blood drum spirit is a jazz quartet from the United States. In January, I had the opportunity to travel throughout Ghana with them as they strived to fulfill their goals and motivations; essentially, “to help others and [themselves] to develop positive human connections and visions of the world through music and dance teaching, performance, and sharing.” Basically, my Fulbright proposal summarized in one sentence.
I was introduced to royal hartigan through Daniel Fennell, the Public Affairs Counselor at the U.S. Embassy in Accra. royal needed extra camera work for a music documentary he was working on. Fulbright has sent me here to study music and thanks to mtvU, I have a state-of-the-art camera and video recording equipment; we were a perfect fit.
royal is a phenomenal drummer, pianist, and tap dancer who has studied music from around the world his entire life, and Ghanaian music specifically for decades.
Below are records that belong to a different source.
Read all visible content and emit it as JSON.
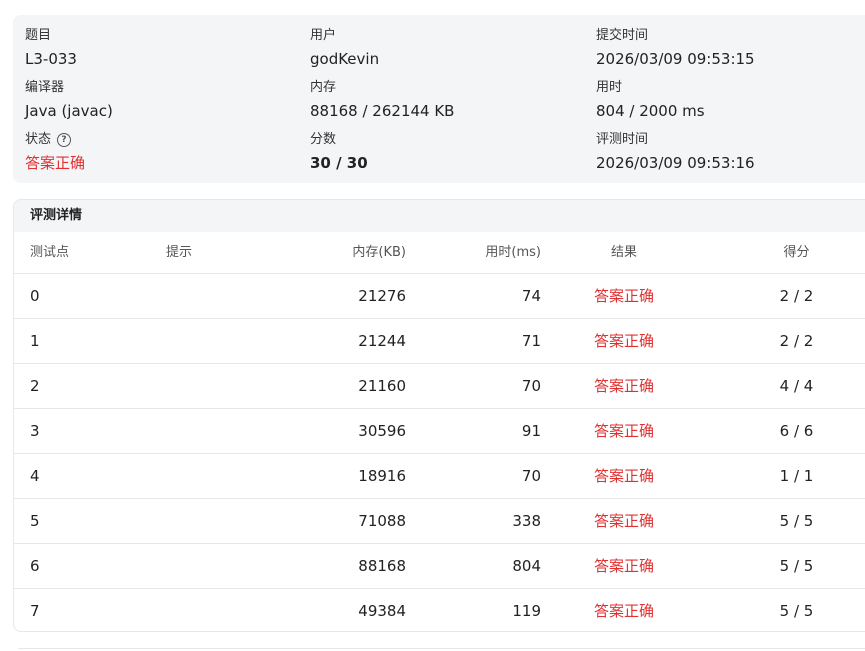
{
  "summary": {
    "problem": {
      "label": "题目",
      "value": "L3-033"
    },
    "user": {
      "label": "用户",
      "value": "godKevin"
    },
    "submit_time": {
      "label": "提交时间",
      "value": "2026/03/09 09:53:15"
    },
    "compiler": {
      "label": "编译器",
      "value": "Java (javac)"
    },
    "memory": {
      "label": "内存",
      "value": "88168 / 262144 KB"
    },
    "time": {
      "label": "用时",
      "value": "804 / 2000 ms"
    },
    "status": {
      "label": "状态",
      "value": "答案正确",
      "help_icon": "question-circle-icon"
    },
    "score": {
      "label": "分数",
      "value": "30 / 30"
    },
    "judge_time": {
      "label": "评测时间",
      "value": "2026/03/09 09:53:16"
    }
  },
  "detail": {
    "title": "评测详情",
    "columns": [
      "测试点",
      "提示",
      "内存(KB)",
      "用时(ms)",
      "结果",
      "得分"
    ],
    "rows": [
      {
        "case": "0",
        "hint": "",
        "memory": "21276",
        "time": "74",
        "result": "答案正确",
        "score": "2 / 2"
      },
      {
        "case": "1",
        "hint": "",
        "memory": "21244",
        "time": "71",
        "result": "答案正确",
        "score": "2 / 2"
      },
      {
        "case": "2",
        "hint": "",
        "memory": "21160",
        "time": "70",
        "result": "答案正确",
        "score": "4 / 4"
      },
      {
        "case": "3",
        "hint": "",
        "memory": "30596",
        "time": "91",
        "result": "答案正确",
        "score": "6 / 6"
      },
      {
        "case": "4",
        "hint": "",
        "memory": "18916",
        "time": "70",
        "result": "答案正确",
        "score": "1 / 1"
      },
      {
        "case": "5",
        "hint": "",
        "memory": "71088",
        "time": "338",
        "result": "答案正确",
        "score": "5 / 5"
      },
      {
        "case": "6",
        "hint": "",
        "memory": "88168",
        "time": "804",
        "result": "答案正确",
        "score": "5 / 5"
      },
      {
        "case": "7",
        "hint": "",
        "memory": "49384",
        "time": "119",
        "result": "答案正确",
        "score": "5 / 5"
      }
    ]
  },
  "colors": {
    "accepted": "#e03131",
    "panel_bg": "#f4f5f7",
    "border": "#e6e7ea"
  }
}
As part of fulfilling his own Fulbright Fellowship in Kumasi, his jazz ensemble – blood drum spirit – arrived for a 3-week tour of Ghana to create a video that “honors the deep structures of African life and thought across the Diaspora through music, dance, and culture.” It was an opportunity that I had to jump at and one that I will never forget. blood drum spirit’s vision of their music as “a vehicle to express the human spirit, the African American heritage, the musics of the world, who [they] are, and what [they] have been given from [their] ancestors” instantly hooked me!
For three weeks we traveled around Ghana, including, but not limited to, Accra, Medie, Kopeyia-Aflao, Anyako, Kumase, Ntonso, Mampong Asante, and Penteng, as they blended Western jazz music with the traditional African rhythms found regionally around this country. blood drum spirit consists of royal hartigan on drums, saxophonist David Bindman, pianist Arthur Hirahara, and bassist Wes Brown, who also plays the atenteben flute. They were joined by Ghanaian master musicians who continue to keep their cultural traditions alive, including Kobena Adzenyah, Helen Mensah, Emmanuel Kwaku Agbeli, Olu Nudzor Gbeti, E. K. Yevutsey, Tijan Dorwana, Sulley Imoro, Daniel Annan Sackey, Eric Owusu, Yaw Daniel Okyere, Nana Obeng Gyasi, Mr. Henry Asare Baah, and Agya Koo Nimo. They played in every type of venue imaginable from small villages to jazz clubs to the middle of a market and even a royal banquet for one of the most powerful people in Ghana, the Asantehene Otumfo Osei Tutu II. Wherever we went, people were touched by the musical combinations they had never heard before and responded with reactions ranging from a small thank you to an impromptu dance accompaniment.
Given jazz music’s African American roots, this fusion was seen less as a blend of two different genres but rather a return of music that had been separated and developed within a different historical contexts. In the coming weeks I am looking forward to breaking down the 3-week itinerary for you, with more detailed explanations of the musical styles you will hear and background information on the villages and musicians you see.